(Data for analysis Opens)

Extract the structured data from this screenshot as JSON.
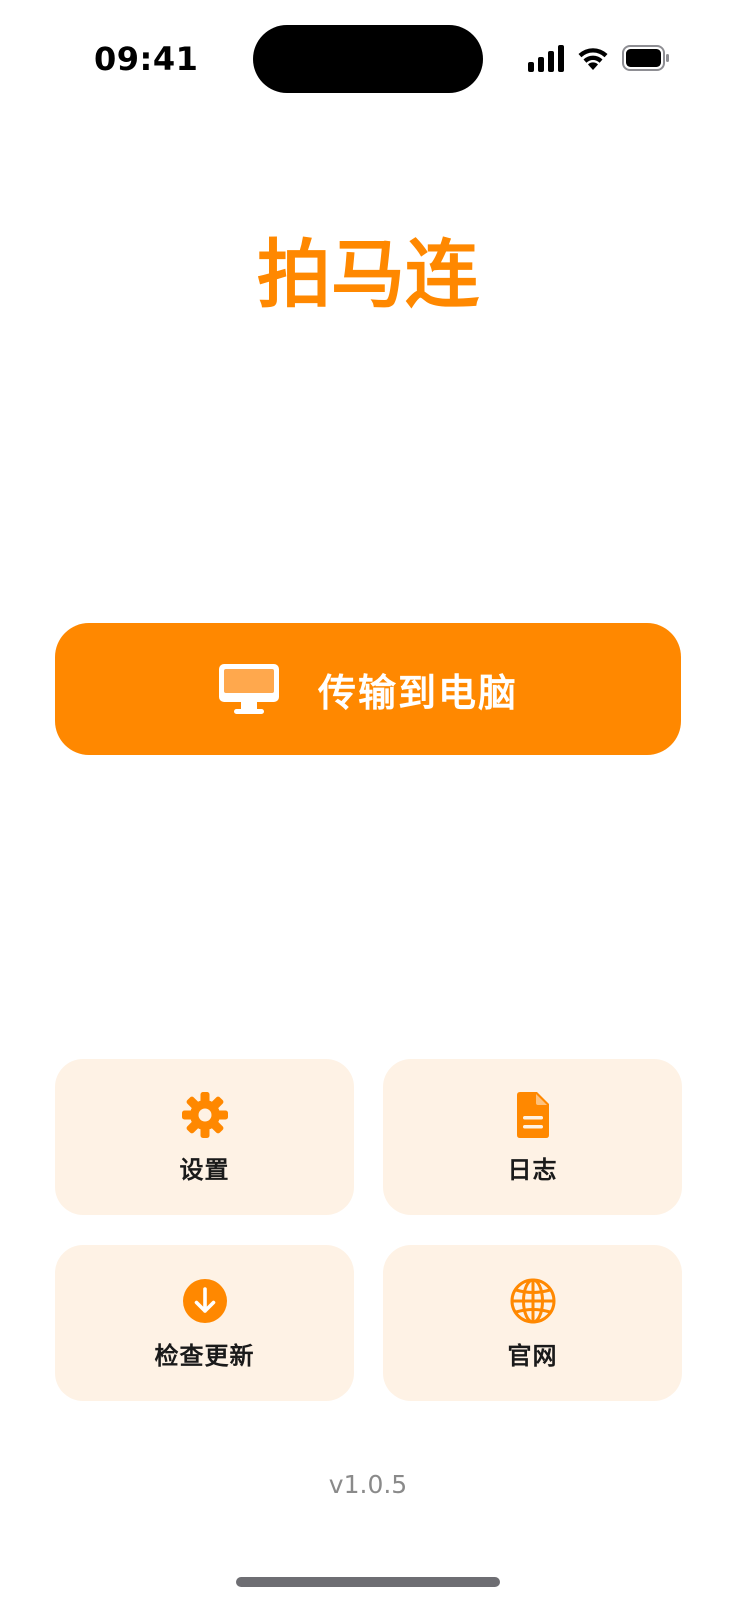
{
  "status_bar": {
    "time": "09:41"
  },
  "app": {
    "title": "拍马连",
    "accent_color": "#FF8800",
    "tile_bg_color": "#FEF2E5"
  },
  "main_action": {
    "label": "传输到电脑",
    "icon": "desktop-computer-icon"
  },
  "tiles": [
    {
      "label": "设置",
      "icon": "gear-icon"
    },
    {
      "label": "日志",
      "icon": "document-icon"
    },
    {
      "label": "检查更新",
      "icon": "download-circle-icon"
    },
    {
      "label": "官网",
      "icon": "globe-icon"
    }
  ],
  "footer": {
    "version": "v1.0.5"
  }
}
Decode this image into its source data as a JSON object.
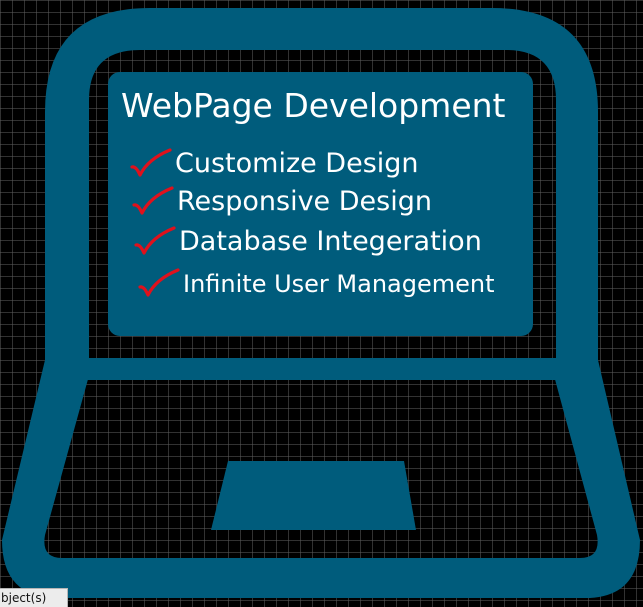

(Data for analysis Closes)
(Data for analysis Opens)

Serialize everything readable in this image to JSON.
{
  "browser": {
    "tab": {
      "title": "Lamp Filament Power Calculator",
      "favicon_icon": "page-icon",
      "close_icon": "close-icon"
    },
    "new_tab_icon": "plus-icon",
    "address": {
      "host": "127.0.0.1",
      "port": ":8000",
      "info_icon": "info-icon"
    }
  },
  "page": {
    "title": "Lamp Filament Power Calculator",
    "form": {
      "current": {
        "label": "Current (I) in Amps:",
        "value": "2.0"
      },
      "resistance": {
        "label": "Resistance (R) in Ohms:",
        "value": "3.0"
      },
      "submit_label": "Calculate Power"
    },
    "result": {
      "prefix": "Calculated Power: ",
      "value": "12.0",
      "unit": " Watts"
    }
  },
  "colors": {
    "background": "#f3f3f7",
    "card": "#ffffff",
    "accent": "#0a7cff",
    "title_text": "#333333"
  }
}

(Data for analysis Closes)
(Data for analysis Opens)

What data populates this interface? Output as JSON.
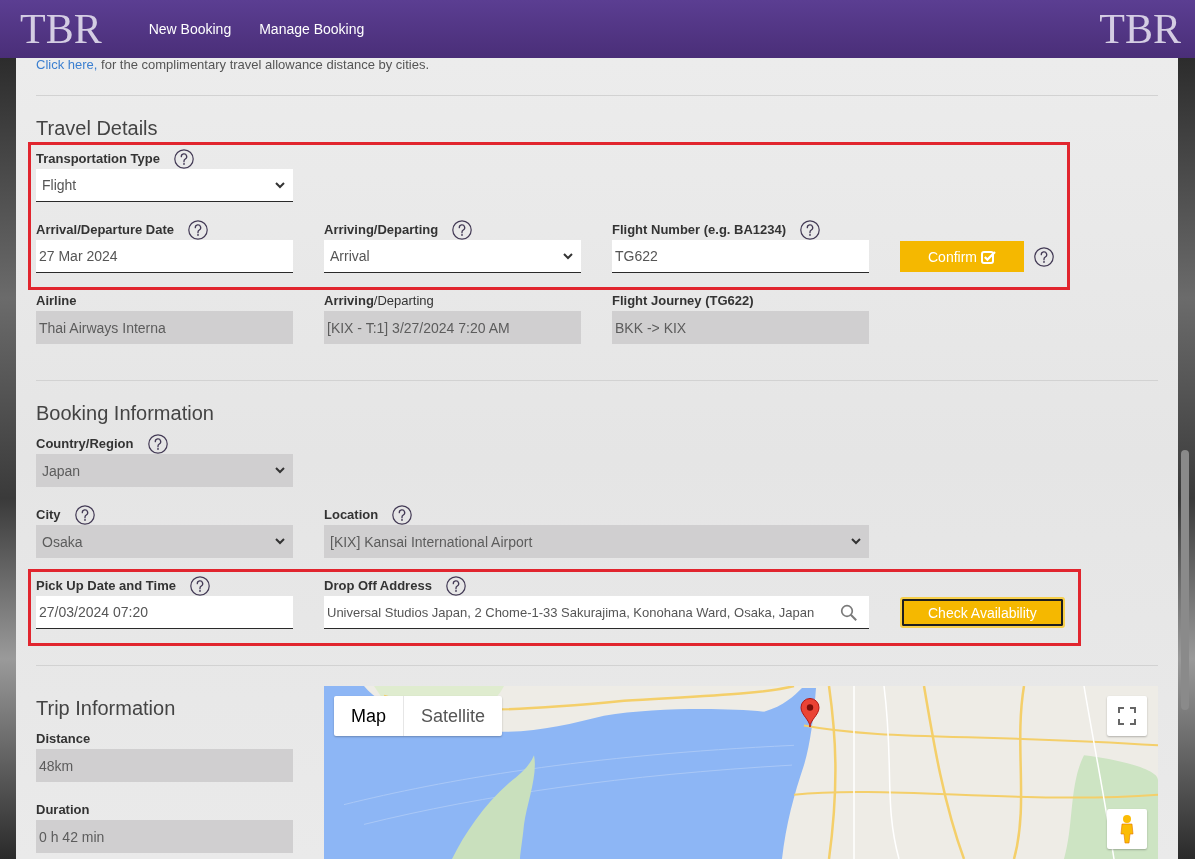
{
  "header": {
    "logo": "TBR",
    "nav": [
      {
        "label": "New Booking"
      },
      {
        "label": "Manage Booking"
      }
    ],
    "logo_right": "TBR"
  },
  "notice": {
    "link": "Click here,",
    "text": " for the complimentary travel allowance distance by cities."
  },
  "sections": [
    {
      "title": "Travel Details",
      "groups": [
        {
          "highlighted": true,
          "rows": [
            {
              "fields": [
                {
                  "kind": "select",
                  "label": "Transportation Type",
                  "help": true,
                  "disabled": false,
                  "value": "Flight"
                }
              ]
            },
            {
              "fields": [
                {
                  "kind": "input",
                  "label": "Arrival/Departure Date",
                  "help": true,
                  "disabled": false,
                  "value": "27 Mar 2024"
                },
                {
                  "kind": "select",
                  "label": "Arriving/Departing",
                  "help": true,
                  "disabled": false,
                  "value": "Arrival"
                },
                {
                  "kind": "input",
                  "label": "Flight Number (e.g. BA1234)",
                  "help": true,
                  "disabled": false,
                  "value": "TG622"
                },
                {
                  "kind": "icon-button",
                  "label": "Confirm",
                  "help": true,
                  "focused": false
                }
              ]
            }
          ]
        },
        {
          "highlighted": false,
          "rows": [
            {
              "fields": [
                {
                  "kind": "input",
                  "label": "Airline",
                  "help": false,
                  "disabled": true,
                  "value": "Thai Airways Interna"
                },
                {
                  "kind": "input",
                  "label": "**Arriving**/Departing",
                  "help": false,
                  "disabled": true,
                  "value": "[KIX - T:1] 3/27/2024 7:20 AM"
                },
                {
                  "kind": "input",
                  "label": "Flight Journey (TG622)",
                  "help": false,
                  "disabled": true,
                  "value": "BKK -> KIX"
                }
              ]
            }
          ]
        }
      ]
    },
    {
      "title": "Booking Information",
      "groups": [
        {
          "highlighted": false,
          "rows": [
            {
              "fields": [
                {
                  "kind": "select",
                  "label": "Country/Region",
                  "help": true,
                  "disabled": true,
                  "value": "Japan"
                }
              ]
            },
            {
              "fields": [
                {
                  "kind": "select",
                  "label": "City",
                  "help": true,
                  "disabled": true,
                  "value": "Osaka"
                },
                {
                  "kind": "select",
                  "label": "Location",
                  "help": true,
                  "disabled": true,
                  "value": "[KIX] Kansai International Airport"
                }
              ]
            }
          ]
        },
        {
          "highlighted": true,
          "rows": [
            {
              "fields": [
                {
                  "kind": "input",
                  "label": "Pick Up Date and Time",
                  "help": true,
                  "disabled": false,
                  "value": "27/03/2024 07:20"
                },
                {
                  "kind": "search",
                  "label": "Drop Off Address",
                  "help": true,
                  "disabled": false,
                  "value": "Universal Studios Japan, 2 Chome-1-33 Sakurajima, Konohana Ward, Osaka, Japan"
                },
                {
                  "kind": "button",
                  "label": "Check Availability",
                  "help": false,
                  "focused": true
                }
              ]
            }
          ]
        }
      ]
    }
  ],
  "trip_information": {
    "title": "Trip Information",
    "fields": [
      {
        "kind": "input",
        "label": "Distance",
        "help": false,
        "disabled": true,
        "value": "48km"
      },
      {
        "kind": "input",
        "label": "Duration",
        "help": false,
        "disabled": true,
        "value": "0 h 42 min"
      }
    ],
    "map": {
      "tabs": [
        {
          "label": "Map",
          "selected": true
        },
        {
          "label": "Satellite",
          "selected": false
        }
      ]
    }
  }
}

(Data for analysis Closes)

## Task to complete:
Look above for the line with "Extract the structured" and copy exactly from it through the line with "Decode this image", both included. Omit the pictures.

## Expected answer:
Extract the structured data from this screenshot as JSON.
{
  "status_bar": {
    "time": "09:41"
  },
  "app": {
    "title": "拍马连",
    "accent_color": "#FF8800",
    "tile_bg_color": "#FEF2E5"
  },
  "main_action": {
    "label": "传输到电脑",
    "icon": "desktop-computer-icon"
  },
  "tiles": [
    {
      "label": "设置",
      "icon": "gear-icon"
    },
    {
      "label": "日志",
      "icon": "document-icon"
    },
    {
      "label": "检查更新",
      "icon": "download-circle-icon"
    },
    {
      "label": "官网",
      "icon": "globe-icon"
    }
  ],
  "footer": {
    "version": "v1.0.5"
  }
}
Decode this image into its source data as a JSON object.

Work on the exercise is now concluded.